  3. 3. EXAMPLE OF CAPITAL BUDGETING A corporation must decide whether to introduce a new product line. The new product will have start-up expenditures, operational expenditures, and then it will have associated incoming cash receipts (sales) and disbursements (cash paid for materials, supplies, direct labor, maintenance, repairs, and direct overhead) over 12 years. This project will have an immediate (t=0) cash outflow of P100,000. The annual net cash flow from this new line for 1-12 years is forecast as follows: Year 1 2 3 4 5 6 7 8 9 10 11 12 Cash Flow (forecast) P -54,672 -39,161 3,054 7,128 25,927 28,838 46,088 77,076 46,726 76,852 132,332 166,047 Reflecting two years of running deficits as experience and sales are built up, with net cash receipts forecast positive after that. At the end of the 12 years its estimated that the entire line becomes obsolete and its scrap value just covers all the removal and disposal expenditures. All values are after-tax, and the required rate of return is given to be 10% The present value (PV) can be calculated for each year: Year T=0 Cash flow Present value -100,000 T=1 -49,701.81 T=2 -32,364.46 T=3 2,294.51 T=4 4,868.51 T=5 16,098.62 T=6 16,278.29

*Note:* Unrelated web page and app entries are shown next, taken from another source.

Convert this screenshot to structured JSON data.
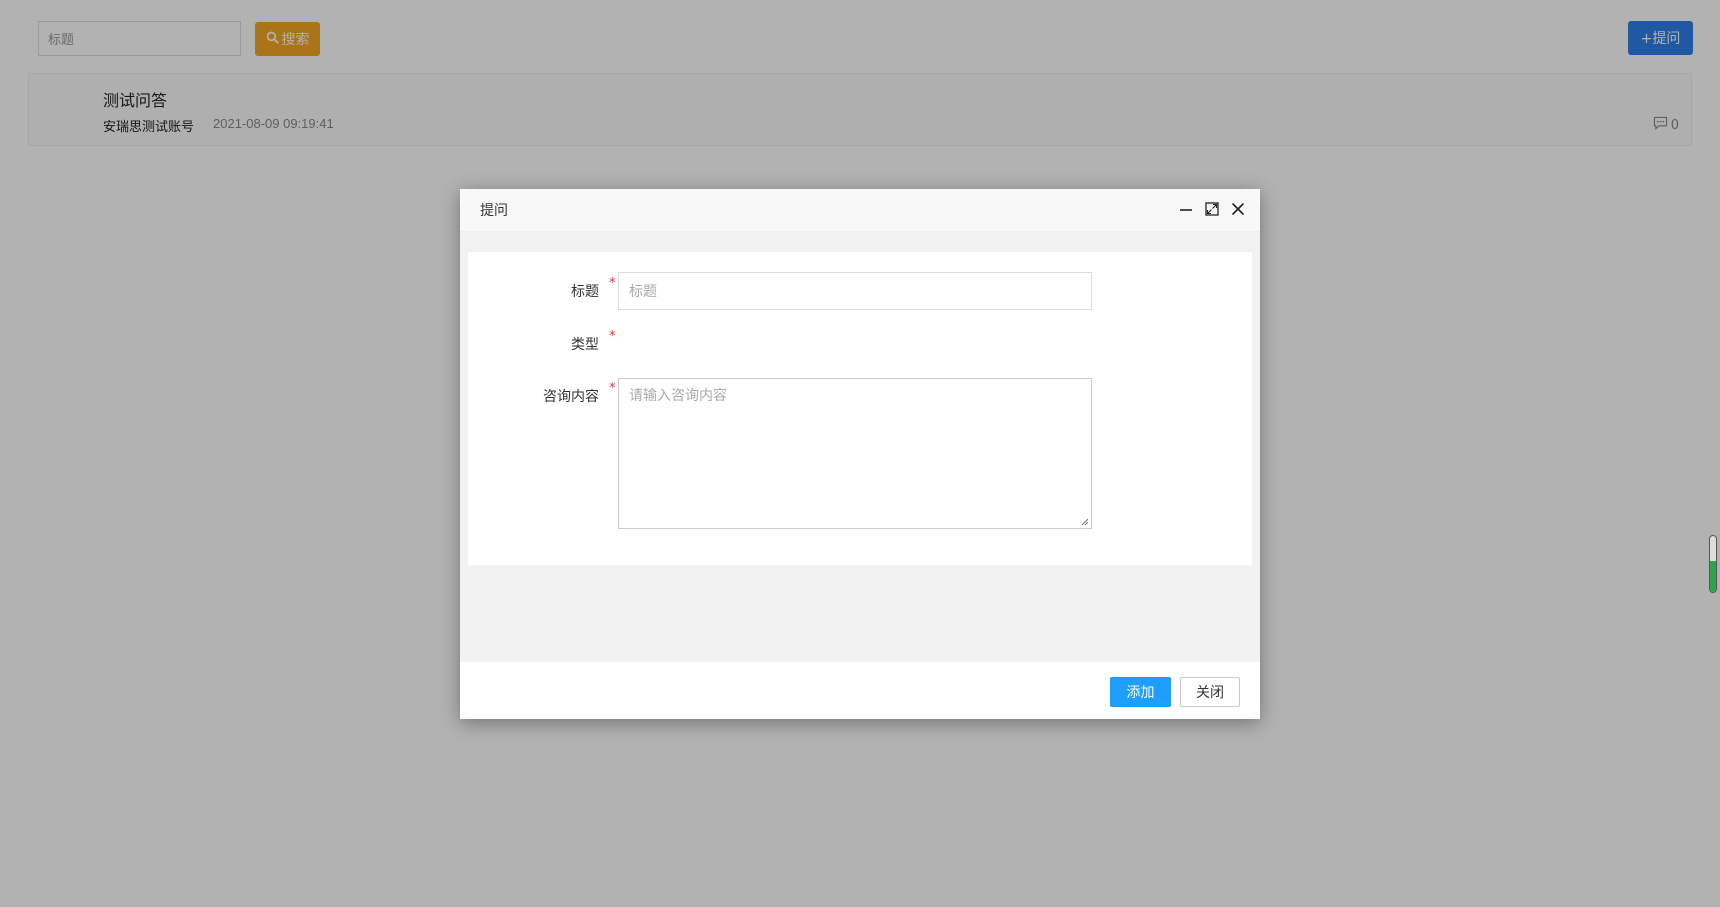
{
  "search": {
    "placeholder": "标题",
    "button_label": "搜索"
  },
  "header": {
    "ask_button_label": "+提问"
  },
  "qa_list": [
    {
      "title": "测试问答",
      "author": "安瑞思测试账号",
      "time": "2021-08-09 09:19:41",
      "comment_count": "0"
    }
  ],
  "modal": {
    "title": "提问",
    "fields": {
      "title_label": "标题",
      "title_placeholder": "标题",
      "type_label": "类型",
      "content_label": "咨询内容",
      "content_placeholder": "请输入咨询内容",
      "required_mark": "*"
    },
    "add_label": "添加",
    "close_label": "关闭"
  },
  "colors": {
    "search_button": "#f5a623",
    "ask_button": "#2f7fe8",
    "add_button": "#1e9fff",
    "required": "#e33333"
  },
  "icons": [
    "search-icon",
    "comment-icon",
    "minimize-icon",
    "maximize-icon",
    "close-icon"
  ]
}
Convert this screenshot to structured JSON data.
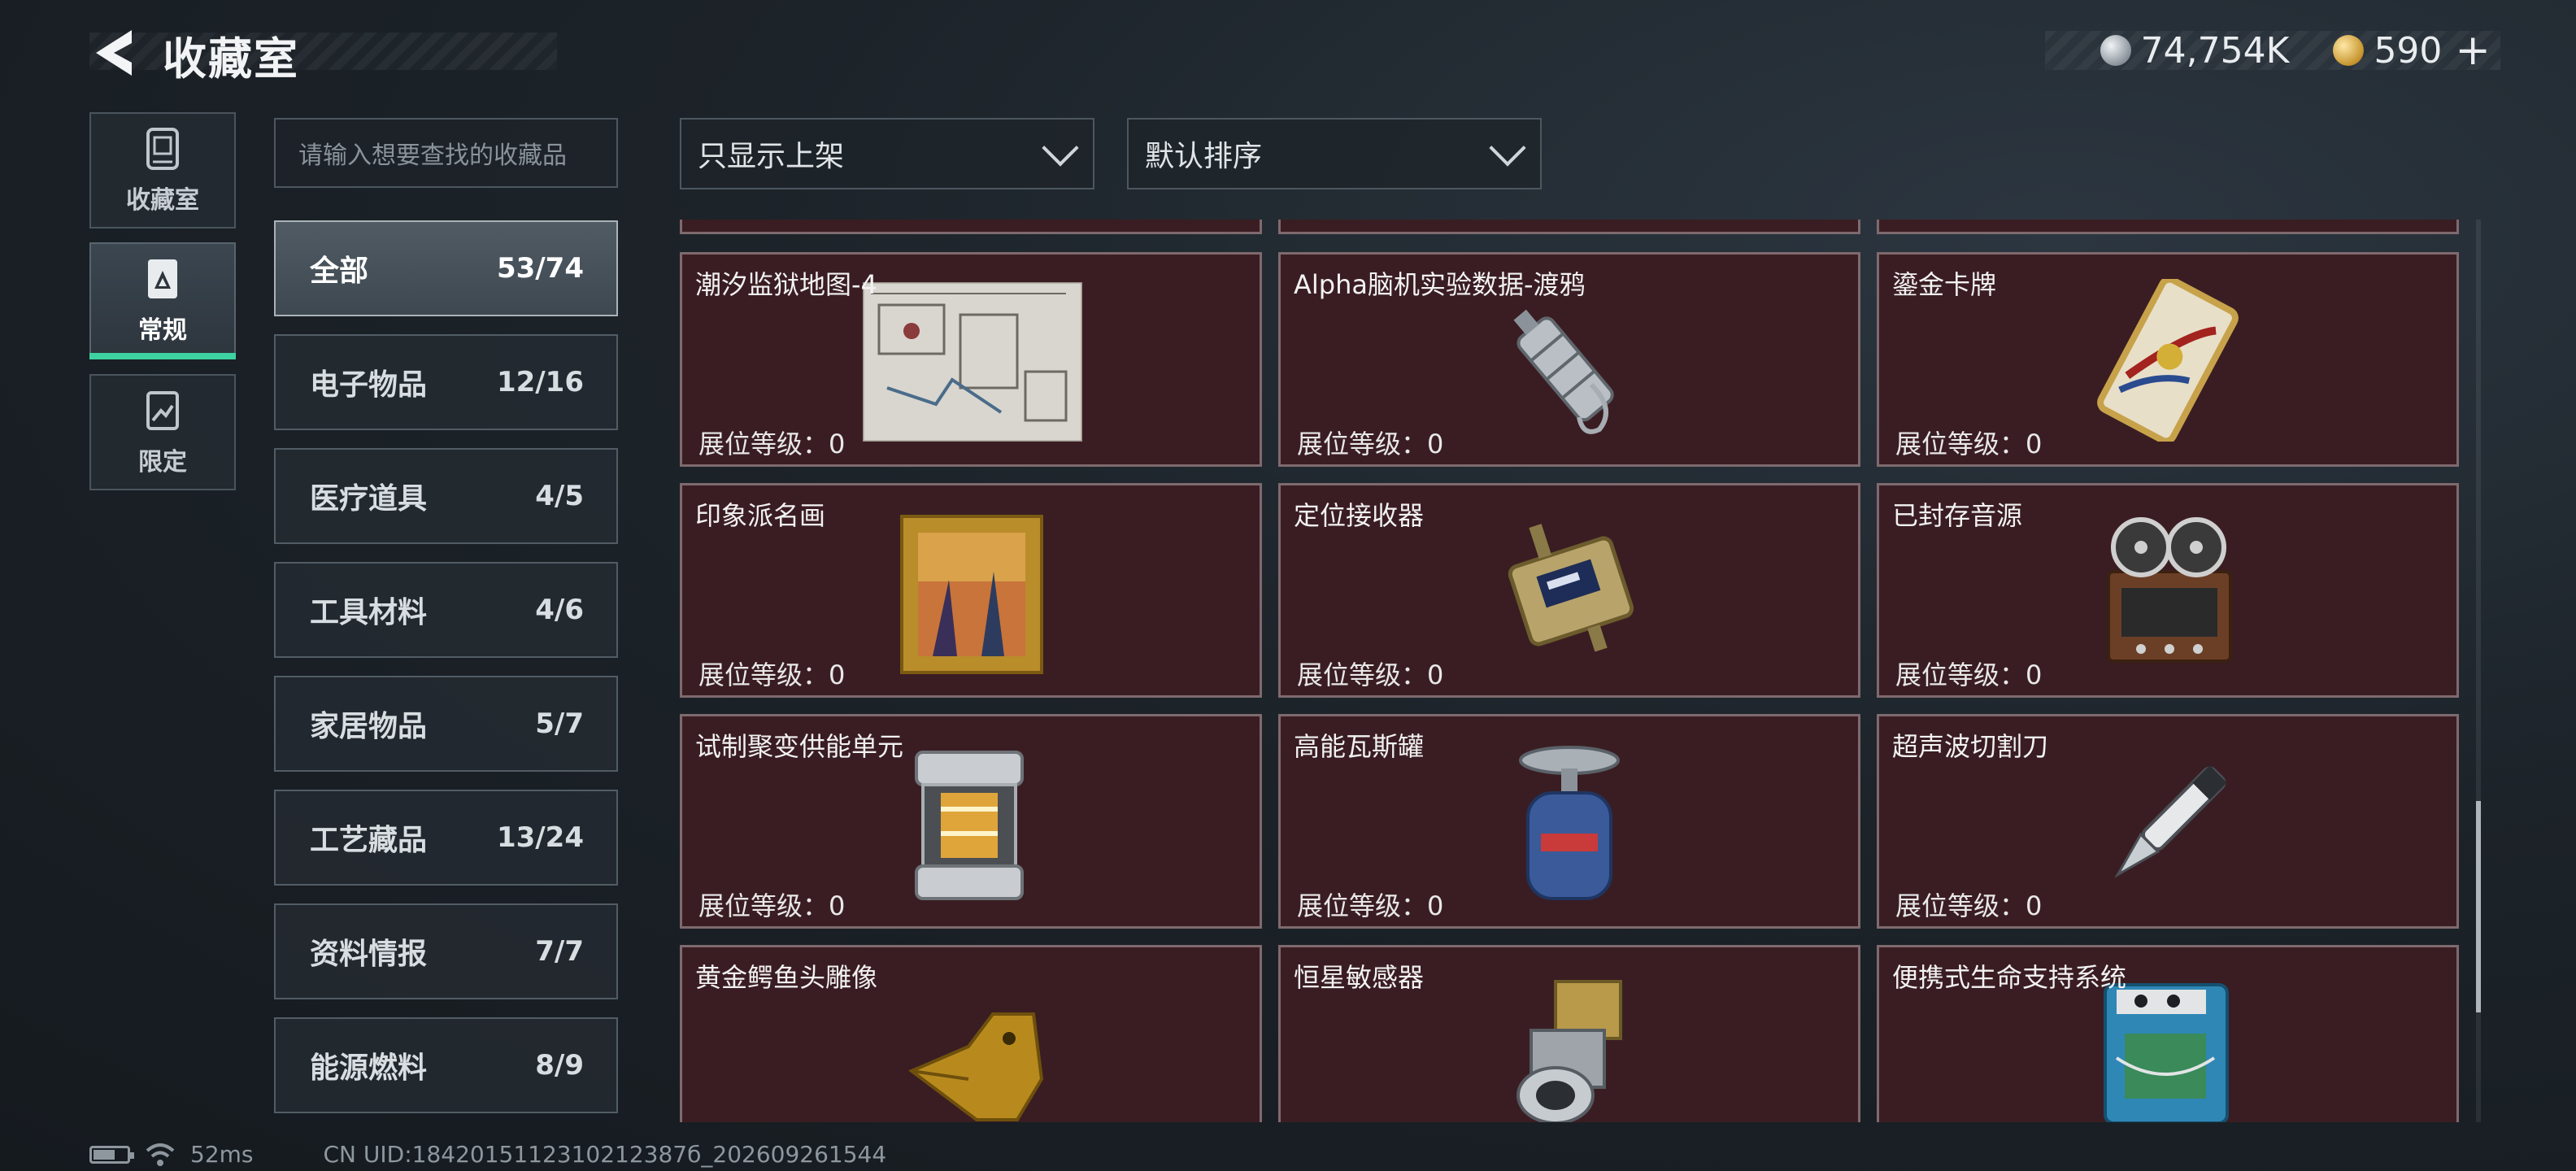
{
  "header": {
    "title": "收藏室",
    "currency": [
      {
        "icon": "silver-coin-icon",
        "value": "74,754K"
      },
      {
        "icon": "gold-coin-icon",
        "value": "590"
      }
    ],
    "add_symbol": "+"
  },
  "left_nav": [
    {
      "label": "收藏室",
      "icon": "collection-icon"
    },
    {
      "label": "常规",
      "icon": "regular-icon",
      "active": true
    },
    {
      "label": "限定",
      "icon": "limited-icon"
    }
  ],
  "search": {
    "placeholder": "请输入想要查找的收藏品"
  },
  "categories": [
    {
      "name": "全部",
      "count": "53/74",
      "active": true
    },
    {
      "name": "电子物品",
      "count": "12/16"
    },
    {
      "name": "医疗道具",
      "count": "4/5"
    },
    {
      "name": "工具材料",
      "count": "4/6"
    },
    {
      "name": "家居物品",
      "count": "5/7"
    },
    {
      "name": "工艺藏品",
      "count": "13/24"
    },
    {
      "name": "资料情报",
      "count": "7/7"
    },
    {
      "name": "能源燃料",
      "count": "8/9"
    }
  ],
  "filters": {
    "display": "只显示上架",
    "sort": "默认排序"
  },
  "items": [
    {
      "name": "潮汐监狱地图-4",
      "level_label": "展位等级：0",
      "icon": "prison-map-icon"
    },
    {
      "name": "Alpha脑机实验数据-渡鸦",
      "level_label": "展位等级：0",
      "icon": "data-drive-icon"
    },
    {
      "name": "鎏金卡牌",
      "level_label": "展位等级：0",
      "icon": "gilded-card-icon"
    },
    {
      "name": "印象派名画",
      "level_label": "展位等级：0",
      "icon": "painting-icon"
    },
    {
      "name": "定位接收器",
      "level_label": "展位等级：0",
      "icon": "locator-receiver-icon"
    },
    {
      "name": "已封存音源",
      "level_label": "展位等级：0",
      "icon": "reel-recorder-icon"
    },
    {
      "name": "试制聚变供能单元",
      "level_label": "展位等级：0",
      "icon": "fusion-cell-icon"
    },
    {
      "name": "高能瓦斯罐",
      "level_label": "展位等级：0",
      "icon": "gas-canister-icon"
    },
    {
      "name": "超声波切割刀",
      "level_label": "展位等级：0",
      "icon": "ultrasonic-knife-icon"
    },
    {
      "name": "黄金鳄鱼头雕像",
      "level_label": "展位等级：0",
      "icon": "gold-crocodile-icon"
    },
    {
      "name": "恒星敏感器",
      "level_label": "展位等级：0",
      "icon": "star-sensor-icon"
    },
    {
      "name": "便携式生命支持系统",
      "level_label": "展位等级：0",
      "icon": "life-support-icon"
    }
  ],
  "status_bar": {
    "ping": "52ms",
    "uid": "CN UID:1842015112310212387б_202609261544"
  }
}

  4. 4. T=7 23,650.43 T=8 35,956.52 T=9 19,816.38 T=10 29,629.77 T=11 46,381.55 T=12 52,907.69 The sum of all these present value is the net present value, which is equals P65,816.04. Since the NPV is greater than zero, it would be better to invest in the project than to do nothing, and the corporation should invest in this project if there is no alternative with a higher NPV. Conclusion: If……. It means…….. Then………. NPV ˃ 0 the investment would add value to the firm The project may be accepted NPV˃ 0 the investment would subtract value from the firm the project should be rejected NPV=0 the investment would neither gain Nor lose value for the firm We should be indifferent in the decision weather to accept or reject the project. This project adds no monetary value.